Navy SEALs Disciplined For Role In Videogame | WAMU 88.5 - American University Radio

NPR : News

Navy SEALs Disciplined For Role In Videogame

Seven members of the elite Navy SEAL Team 6 have been punished for their role they played in the creation of the videogame Medal of Honor: Warfighter.

NPR's Tom Bowman reported on the charges Thursday for our Newscast Unit. Here's what he said:

"We were told that seven Navy SEAL Team 6 members from the East coast have received what's called nonjudicial punishment. It means that they've received letters of reprimand and also loss of pay for two months for taking part in the creation of a videogame called Medal of Honor: Warfighter. And the charges are that they released classified information."

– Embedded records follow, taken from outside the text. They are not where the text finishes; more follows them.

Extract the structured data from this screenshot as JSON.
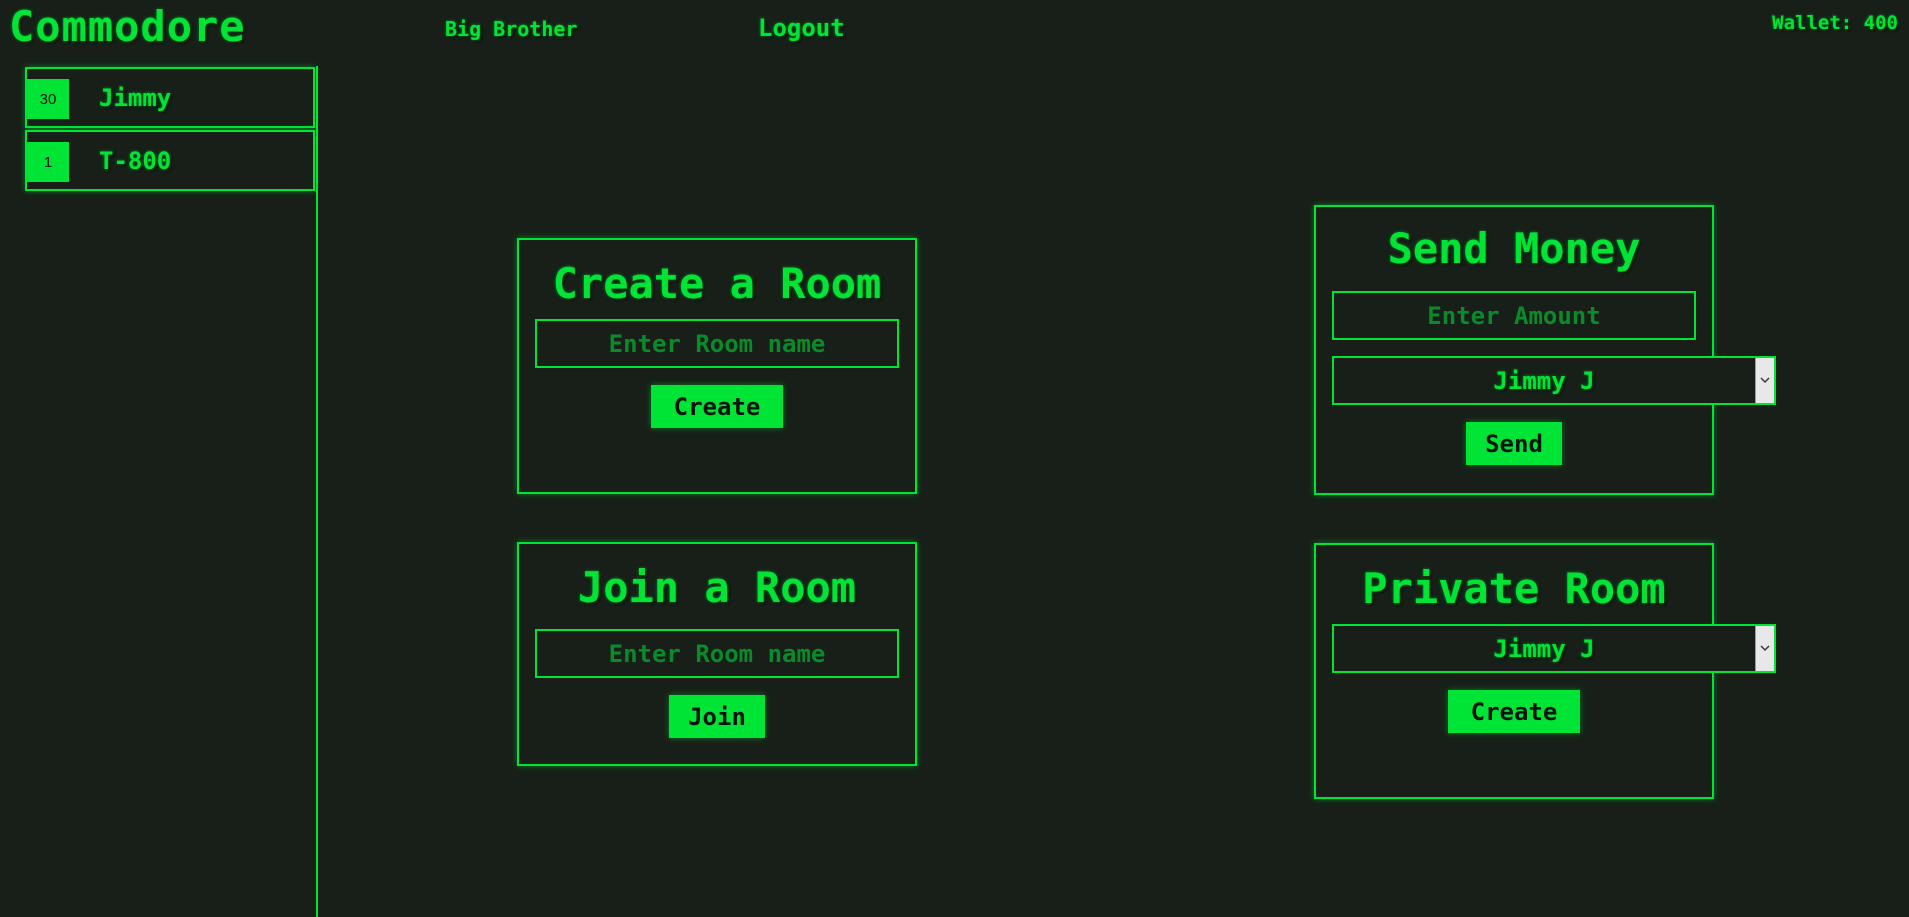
{
  "header": {
    "brand": "Commodore",
    "nav": {
      "big_brother": "Big Brother",
      "logout": "Logout"
    },
    "wallet": "Wallet: 400"
  },
  "sidebar": {
    "users": [
      {
        "badge": "30",
        "name": "Jimmy"
      },
      {
        "badge": "1",
        "name": "T-800"
      }
    ]
  },
  "create_room": {
    "title": "Create a Room",
    "placeholder": "Enter Room name",
    "button": "Create"
  },
  "join_room": {
    "title": "Join a Room",
    "placeholder": "Enter Room name",
    "button": "Join"
  },
  "send_money": {
    "title": "Send Money",
    "placeholder": "Enter Amount",
    "selected_user": "Jimmy J",
    "button": "Send"
  },
  "private_room": {
    "title": "Private Room",
    "selected_user": "Jimmy J",
    "button": "Create"
  },
  "theme": {
    "background": "#171f18",
    "accent": "#00e436"
  }
}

CBS News reports that one of the SEALs was involved in the raid that killed al-Qaida leader Osama bin Laden. All seven are on active duty.

Here's more from CBS:

"The game does not recreate the bin Laden raid, but it does portray realistic missions, such as an attack on a pirates' den in Somalia. It was produced by Electronic Arts, which boasts that real commandos, both active duty and retired, help make its games as realistic as possible.

It is unclear what secrets members of SEAL Team Six gave away, but while serving as consultants for the game, they used classified material which had been given to them by the Navy. They also violated the unwritten code that SEALs are silent warriors who shun the spotlight."

Copyright 2012 National Public Radio. To see more, visit http://www.npr.org/.

NPR

A Cuppa Matcha With Your Crickets? On The Menu In 2015

In the new year we'll be eating pot pesto, pork fat, and pancit along with the newborn progeny of Brussels sprouts and kale.
NPR

A Cuppa Matcha With Your Crickets? On The Menu In 2015

In the new year we'll be eating pot pesto, pork fat, and pancit along with the newborn progeny of Brussels sprouts and kale.
NPR

Tennessee's Medicaid Deal Dodges A Partisan Fight

An agreement between the Tennessee Hospital Association and Republican Gov. Bill Haslam expands Medicaid without tax dollars, an agreement that could be a blueprint for other states.
NPR

Facebook Finds That Not All Users Want To Review Their Year

The social media giant's "Year in Review" app has upset some who prefer to forget 2014's unpleasant memories.

Leave a Comment

Help keep the conversation civil. Please refer to our Terms of Use and Code of Conduct before posting your comments.